[EXTRACTED INFORMATION Boundary: Start]
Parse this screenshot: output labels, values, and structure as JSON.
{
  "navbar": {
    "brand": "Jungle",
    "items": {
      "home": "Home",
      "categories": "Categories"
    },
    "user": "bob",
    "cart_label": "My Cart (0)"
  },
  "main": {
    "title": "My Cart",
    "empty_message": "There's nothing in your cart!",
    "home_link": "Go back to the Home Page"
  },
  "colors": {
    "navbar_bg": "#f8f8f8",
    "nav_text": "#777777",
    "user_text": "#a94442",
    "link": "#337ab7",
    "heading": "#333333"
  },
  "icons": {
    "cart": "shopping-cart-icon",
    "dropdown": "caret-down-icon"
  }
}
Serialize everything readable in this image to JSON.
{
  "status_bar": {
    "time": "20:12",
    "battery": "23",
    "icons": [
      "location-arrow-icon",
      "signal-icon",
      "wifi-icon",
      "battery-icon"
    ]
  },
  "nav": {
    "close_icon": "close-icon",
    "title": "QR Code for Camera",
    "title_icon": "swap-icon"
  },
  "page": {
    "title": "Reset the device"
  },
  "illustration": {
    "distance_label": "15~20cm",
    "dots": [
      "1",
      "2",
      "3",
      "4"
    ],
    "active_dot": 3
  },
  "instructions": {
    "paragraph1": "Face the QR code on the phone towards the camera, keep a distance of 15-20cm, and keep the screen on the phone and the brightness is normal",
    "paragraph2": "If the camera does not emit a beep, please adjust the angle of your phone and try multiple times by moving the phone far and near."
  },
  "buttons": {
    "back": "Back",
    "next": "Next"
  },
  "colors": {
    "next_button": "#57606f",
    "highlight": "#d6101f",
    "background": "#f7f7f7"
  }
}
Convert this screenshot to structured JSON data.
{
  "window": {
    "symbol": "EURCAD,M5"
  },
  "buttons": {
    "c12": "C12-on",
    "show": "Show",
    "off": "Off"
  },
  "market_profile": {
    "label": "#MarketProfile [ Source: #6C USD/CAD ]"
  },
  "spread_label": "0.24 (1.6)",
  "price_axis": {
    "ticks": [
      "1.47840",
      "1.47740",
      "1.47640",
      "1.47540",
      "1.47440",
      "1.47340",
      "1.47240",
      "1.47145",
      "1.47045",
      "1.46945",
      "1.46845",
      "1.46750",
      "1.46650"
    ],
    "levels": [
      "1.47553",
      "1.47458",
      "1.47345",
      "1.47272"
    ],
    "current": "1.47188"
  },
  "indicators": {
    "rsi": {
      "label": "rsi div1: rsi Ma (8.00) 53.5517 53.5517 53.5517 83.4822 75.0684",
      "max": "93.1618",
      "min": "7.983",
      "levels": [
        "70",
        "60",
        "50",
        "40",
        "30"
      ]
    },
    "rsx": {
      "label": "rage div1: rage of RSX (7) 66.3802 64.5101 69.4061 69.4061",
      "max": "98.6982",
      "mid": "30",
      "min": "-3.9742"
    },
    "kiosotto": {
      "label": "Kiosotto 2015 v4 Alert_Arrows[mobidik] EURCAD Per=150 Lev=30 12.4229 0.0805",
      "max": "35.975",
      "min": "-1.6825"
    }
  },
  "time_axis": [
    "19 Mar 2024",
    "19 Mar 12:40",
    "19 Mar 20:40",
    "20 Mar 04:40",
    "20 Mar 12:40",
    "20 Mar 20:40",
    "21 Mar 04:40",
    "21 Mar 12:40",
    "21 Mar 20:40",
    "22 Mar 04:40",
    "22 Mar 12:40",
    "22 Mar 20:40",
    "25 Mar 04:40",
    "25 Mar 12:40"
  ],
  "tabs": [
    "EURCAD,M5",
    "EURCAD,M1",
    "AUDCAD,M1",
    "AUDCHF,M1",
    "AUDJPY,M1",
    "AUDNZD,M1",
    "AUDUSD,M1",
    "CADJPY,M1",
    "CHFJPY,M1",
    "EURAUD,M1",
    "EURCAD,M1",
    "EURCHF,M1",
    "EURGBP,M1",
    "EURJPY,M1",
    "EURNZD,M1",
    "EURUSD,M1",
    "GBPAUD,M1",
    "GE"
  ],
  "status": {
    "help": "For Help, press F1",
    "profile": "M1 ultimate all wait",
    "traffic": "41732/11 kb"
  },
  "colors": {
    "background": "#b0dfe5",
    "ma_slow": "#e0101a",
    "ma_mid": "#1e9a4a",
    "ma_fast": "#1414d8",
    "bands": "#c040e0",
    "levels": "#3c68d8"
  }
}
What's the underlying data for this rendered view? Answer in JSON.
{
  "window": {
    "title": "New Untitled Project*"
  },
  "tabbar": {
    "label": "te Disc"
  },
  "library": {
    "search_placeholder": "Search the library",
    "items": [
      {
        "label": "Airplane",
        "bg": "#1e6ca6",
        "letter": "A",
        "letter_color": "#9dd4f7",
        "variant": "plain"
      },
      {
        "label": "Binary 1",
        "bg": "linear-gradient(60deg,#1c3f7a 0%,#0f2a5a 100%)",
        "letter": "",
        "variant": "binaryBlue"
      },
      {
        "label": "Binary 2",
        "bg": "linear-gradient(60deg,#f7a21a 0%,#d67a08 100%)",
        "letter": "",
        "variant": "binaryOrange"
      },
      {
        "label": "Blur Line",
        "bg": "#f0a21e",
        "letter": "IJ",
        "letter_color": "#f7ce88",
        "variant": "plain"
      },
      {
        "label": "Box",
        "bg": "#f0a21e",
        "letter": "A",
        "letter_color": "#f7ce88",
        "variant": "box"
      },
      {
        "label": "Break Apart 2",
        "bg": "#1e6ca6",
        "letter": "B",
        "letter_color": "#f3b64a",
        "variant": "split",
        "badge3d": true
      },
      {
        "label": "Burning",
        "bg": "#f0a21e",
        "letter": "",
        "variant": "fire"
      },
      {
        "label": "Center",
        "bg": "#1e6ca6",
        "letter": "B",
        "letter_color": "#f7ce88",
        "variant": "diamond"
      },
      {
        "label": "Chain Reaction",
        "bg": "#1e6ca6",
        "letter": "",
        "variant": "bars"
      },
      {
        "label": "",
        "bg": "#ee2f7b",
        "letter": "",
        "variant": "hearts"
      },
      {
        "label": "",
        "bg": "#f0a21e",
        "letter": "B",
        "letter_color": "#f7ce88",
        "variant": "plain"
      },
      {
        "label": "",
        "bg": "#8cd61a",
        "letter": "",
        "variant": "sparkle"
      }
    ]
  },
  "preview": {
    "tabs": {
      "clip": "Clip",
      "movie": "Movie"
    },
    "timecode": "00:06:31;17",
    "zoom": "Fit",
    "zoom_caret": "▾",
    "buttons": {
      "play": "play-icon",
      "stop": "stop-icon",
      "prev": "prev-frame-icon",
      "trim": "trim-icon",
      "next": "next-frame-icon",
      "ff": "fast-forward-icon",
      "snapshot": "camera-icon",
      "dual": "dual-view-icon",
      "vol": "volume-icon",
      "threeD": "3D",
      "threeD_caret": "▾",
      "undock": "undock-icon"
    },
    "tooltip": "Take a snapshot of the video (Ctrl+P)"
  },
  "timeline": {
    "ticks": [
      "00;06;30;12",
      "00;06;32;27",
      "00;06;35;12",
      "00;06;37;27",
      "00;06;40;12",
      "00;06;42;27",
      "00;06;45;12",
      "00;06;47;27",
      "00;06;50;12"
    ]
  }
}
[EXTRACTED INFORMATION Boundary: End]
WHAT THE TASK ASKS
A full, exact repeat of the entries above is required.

PROBLEM SOLUTION
Parse this screenshot: output labels, values, and structure as JSON.
{
  "navbar": {
    "brand": "Jungle",
    "items": {
      "home": "Home",
      "categories": "Categories"
    },
    "user": "bob",
    "cart_label": "My Cart (0)"
  },
  "main": {
    "title": "My Cart",
    "empty_message": "There's nothing in your cart!",
    "home_link": "Go back to the Home Page"
  },
  "colors": {
    "navbar_bg": "#f8f8f8",
    "nav_text": "#777777",
    "user_text": "#a94442",
    "link": "#337ab7",
    "heading": "#333333"
  },
  "icons": {
    "cart": "shopping-cart-icon",
    "dropdown": "caret-down-icon"
  }
}
Serialize everything readable in this image to JSON.
{
  "status_bar": {
    "time": "20:12",
    "battery": "23",
    "icons": [
      "location-arrow-icon",
      "signal-icon",
      "wifi-icon",
      "battery-icon"
    ]
  },
  "nav": {
    "close_icon": "close-icon",
    "title": "QR Code for Camera",
    "title_icon": "swap-icon"
  },
  "page": {
    "title": "Reset the device"
  },
  "illustration": {
    "distance_label": "15~20cm",
    "dots": [
      "1",
      "2",
      "3",
      "4"
    ],
    "active_dot": 3
  },
  "instructions": {
    "paragraph1": "Face the QR code on the phone towards the camera, keep a distance of 15-20cm, and keep the screen on the phone and the brightness is normal",
    "paragraph2": "If the camera does not emit a beep, please adjust the angle of your phone and try multiple times by moving the phone far and near."
  },
  "buttons": {
    "back": "Back",
    "next": "Next"
  },
  "colors": {
    "next_button": "#57606f",
    "highlight": "#d6101f",
    "background": "#f7f7f7"
  }
}
Convert this screenshot to structured JSON data.
{
  "window": {
    "symbol": "EURCAD,M5"
  },
  "buttons": {
    "c12": "C12-on",
    "show": "Show",
    "off": "Off"
  },
  "market_profile": {
    "label": "#MarketProfile [ Source: #6C USD/CAD ]"
  },
  "spread_label": "0.24 (1.6)",
  "price_axis": {
    "ticks": [
      "1.47840",
      "1.47740",
      "1.47640",
      "1.47540",
      "1.47440",
      "1.47340",
      "1.47240",
      "1.47145",
      "1.47045",
      "1.46945",
      "1.46845",
      "1.46750",
      "1.46650"
    ],
    "levels": [
      "1.47553",
      "1.47458",
      "1.47345",
      "1.47272"
    ],
    "current": "1.47188"
  },
  "indicators": {
    "rsi": {
      "label": "rsi div1: rsi Ma (8.00) 53.5517 53.5517 53.5517 83.4822 75.0684",
      "max": "93.1618",
      "min": "7.983",
      "levels": [
        "70",
        "60",
        "50",
        "40",
        "30"
      ]
    },
    "rsx": {
      "label": "rage div1: rage of RSX (7) 66.3802 64.5101 69.4061 69.4061",
      "max": "98.6982",
      "mid": "30",
      "min": "-3.9742"
    },
    "kiosotto": {
      "label": "Kiosotto 2015 v4 Alert_Arrows[mobidik] EURCAD Per=150 Lev=30 12.4229 0.0805",
      "max": "35.975",
      "min": "-1.6825"
    }
  },
  "time_axis": [
    "19 Mar 2024",
    "19 Mar 12:40",
    "19 Mar 20:40",
    "20 Mar 04:40",
    "20 Mar 12:40",
    "20 Mar 20:40",
    "21 Mar 04:40",
    "21 Mar 12:40",
    "21 Mar 20:40",
    "22 Mar 04:40",
    "22 Mar 12:40",
    "22 Mar 20:40",
    "25 Mar 04:40",
    "25 Mar 12:40"
  ],
  "tabs": [
    "EURCAD,M5",
    "EURCAD,M1",
    "AUDCAD,M1",
    "AUDCHF,M1",
    "AUDJPY,M1",
    "AUDNZD,M1",
    "AUDUSD,M1",
    "CADJPY,M1",
    "CHFJPY,M1",
    "EURAUD,M1",
    "EURCAD,M1",
    "EURCHF,M1",
    "EURGBP,M1",
    "EURJPY,M1",
    "EURNZD,M1",
    "EURUSD,M1",
    "GBPAUD,M1",
    "GE"
  ],
  "status": {
    "help": "For Help, press F1",
    "profile": "M1 ultimate all wait",
    "traffic": "41732/11 kb"
  },
  "colors": {
    "background": "#b0dfe5",
    "ma_slow": "#e0101a",
    "ma_mid": "#1e9a4a",
    "ma_fast": "#1414d8",
    "bands": "#c040e0",
    "levels": "#3c68d8"
  }
}
What's the underlying data for this rendered view? Answer in JSON.
{
  "window": {
    "title": "New Untitled Project*"
  },
  "tabbar": {
    "label": "te Disc"
  },
  "library": {
    "search_placeholder": "Search the library",
    "items": [
      {
        "label": "Airplane",
        "bg": "#1e6ca6",
        "letter": "A",
        "letter_color": "#9dd4f7",
        "variant": "plain"
      },
      {
        "label": "Binary 1",
        "bg": "linear-gradient(60deg,#1c3f7a 0%,#0f2a5a 100%)",
        "letter": "",
        "variant": "binaryBlue"
      },
      {
        "label": "Binary 2",
        "bg": "linear-gradient(60deg,#f7a21a 0%,#d67a08 100%)",
        "letter": "",
        "variant": "binaryOrange"
      },
      {
        "label": "Blur Line",
        "bg": "#f0a21e",
        "letter": "IJ",
        "letter_color": "#f7ce88",
        "variant": "plain"
      },
      {
        "label": "Box",
        "bg": "#f0a21e",
        "letter": "A",
        "letter_color": "#f7ce88",
        "variant": "box"
      },
      {
        "label": "Break Apart 2",
        "bg": "#1e6ca6",
        "letter": "B",
        "letter_color": "#f3b64a",
        "variant": "split",
        "badge3d": true
      },
      {
        "label": "Burning",
        "bg": "#f0a21e",
        "letter": "",
        "variant": "fire"
      },
      {
        "label": "Center",
        "bg": "#1e6ca6",
        "letter": "B",
        "letter_color": "#f7ce88",
        "variant": "diamond"
      },
      {
        "label": "Chain Reaction",
        "bg": "#1e6ca6",
        "letter": "",
        "variant": "bars"
      },
      {
        "label": "",
        "bg": "#ee2f7b",
        "letter": "",
        "variant": "hearts"
      },
      {
        "label": "",
        "bg": "#f0a21e",
        "letter": "B",
        "letter_color": "#f7ce88",
        "variant": "plain"
      },
      {
        "label": "",
        "bg": "#8cd61a",
        "letter": "",
        "variant": "sparkle"
      }
    ]
  },
  "preview": {
    "tabs": {
      "clip": "Clip",
      "movie": "Movie"
    },
    "timecode": "00:06:31;17",
    "zoom": "Fit",
    "zoom_caret": "▾",
    "buttons": {
      "play": "play-icon",
      "stop": "stop-icon",
      "prev": "prev-frame-icon",
      "trim": "trim-icon",
      "next": "next-frame-icon",
      "ff": "fast-forward-icon",
      "snapshot": "camera-icon",
      "dual": "dual-view-icon",
      "vol": "volume-icon",
      "threeD": "3D",
      "threeD_caret": "▾",
      "undock": "undock-icon"
    },
    "tooltip": "Take a snapshot of the video (Ctrl+P)"
  },
  "timeline": {
    "ticks": [
      "00;06;30;12",
      "00;06;32;27",
      "00;06;35;12",
      "00;06;37;27",
      "00;06;40;12",
      "00;06;42;27",
      "00;06;45;12",
      "00;06;47;27",
      "00;06;50;12"
    ]
  }
}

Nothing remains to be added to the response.